Every line of the material below must be repeated exactly.

───

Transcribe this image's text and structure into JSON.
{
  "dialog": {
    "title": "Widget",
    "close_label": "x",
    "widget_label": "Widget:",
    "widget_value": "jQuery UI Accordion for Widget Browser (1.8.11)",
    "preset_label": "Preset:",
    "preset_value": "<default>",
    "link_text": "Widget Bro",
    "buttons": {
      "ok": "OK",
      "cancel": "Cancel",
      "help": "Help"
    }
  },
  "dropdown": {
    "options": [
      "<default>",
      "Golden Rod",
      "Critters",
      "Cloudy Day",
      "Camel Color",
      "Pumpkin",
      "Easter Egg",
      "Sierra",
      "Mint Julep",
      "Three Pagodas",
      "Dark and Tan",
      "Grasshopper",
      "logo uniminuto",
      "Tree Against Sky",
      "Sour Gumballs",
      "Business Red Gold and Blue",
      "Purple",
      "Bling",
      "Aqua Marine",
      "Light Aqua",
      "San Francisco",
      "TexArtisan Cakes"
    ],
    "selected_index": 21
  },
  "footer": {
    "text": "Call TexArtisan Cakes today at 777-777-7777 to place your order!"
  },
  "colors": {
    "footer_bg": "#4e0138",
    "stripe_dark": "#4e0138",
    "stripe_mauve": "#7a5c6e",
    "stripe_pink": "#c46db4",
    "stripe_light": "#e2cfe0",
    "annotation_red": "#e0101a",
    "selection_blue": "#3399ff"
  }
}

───

### Exercise output
Transcribe this image's text and structure into JSON.
{
  "dialog": {
    "title": "Widget",
    "close_label": "x",
    "widget_label": "Widget:",
    "widget_value": "jQuery UI Accordion for Widget Browser (1.8.11)",
    "preset_label": "Preset:",
    "preset_value": "<default>",
    "link_text": "Widget Bro",
    "buttons": {
      "ok": "OK",
      "cancel": "Cancel",
      "help": "Help"
    }
  },
  "dropdown": {
    "options": [
      "<default>",
      "Golden Rod",
      "Critters",
      "Cloudy Day",
      "Camel Color",
      "Pumpkin",
      "Easter Egg",
      "Sierra",
      "Mint Julep",
      "Three Pagodas",
      "Dark and Tan",
      "Grasshopper",
      "logo uniminuto",
      "Tree Against Sky",
      "Sour Gumballs",
      "Business Red Gold and Blue",
      "Purple",
      "Bling",
      "Aqua Marine",
      "Light Aqua",
      "San Francisco",
      "TexArtisan Cakes"
    ],
    "selected_index": 21
  },
  "footer": {
    "text": "Call TexArtisan Cakes today at 777-777-7777 to place your order!"
  },
  "colors": {
    "footer_bg": "#4e0138",
    "stripe_dark": "#4e0138",
    "stripe_mauve": "#7a5c6e",
    "stripe_pink": "#c46db4",
    "stripe_light": "#e2cfe0",
    "annotation_red": "#e0101a",
    "selection_blue": "#3399ff"
  }
}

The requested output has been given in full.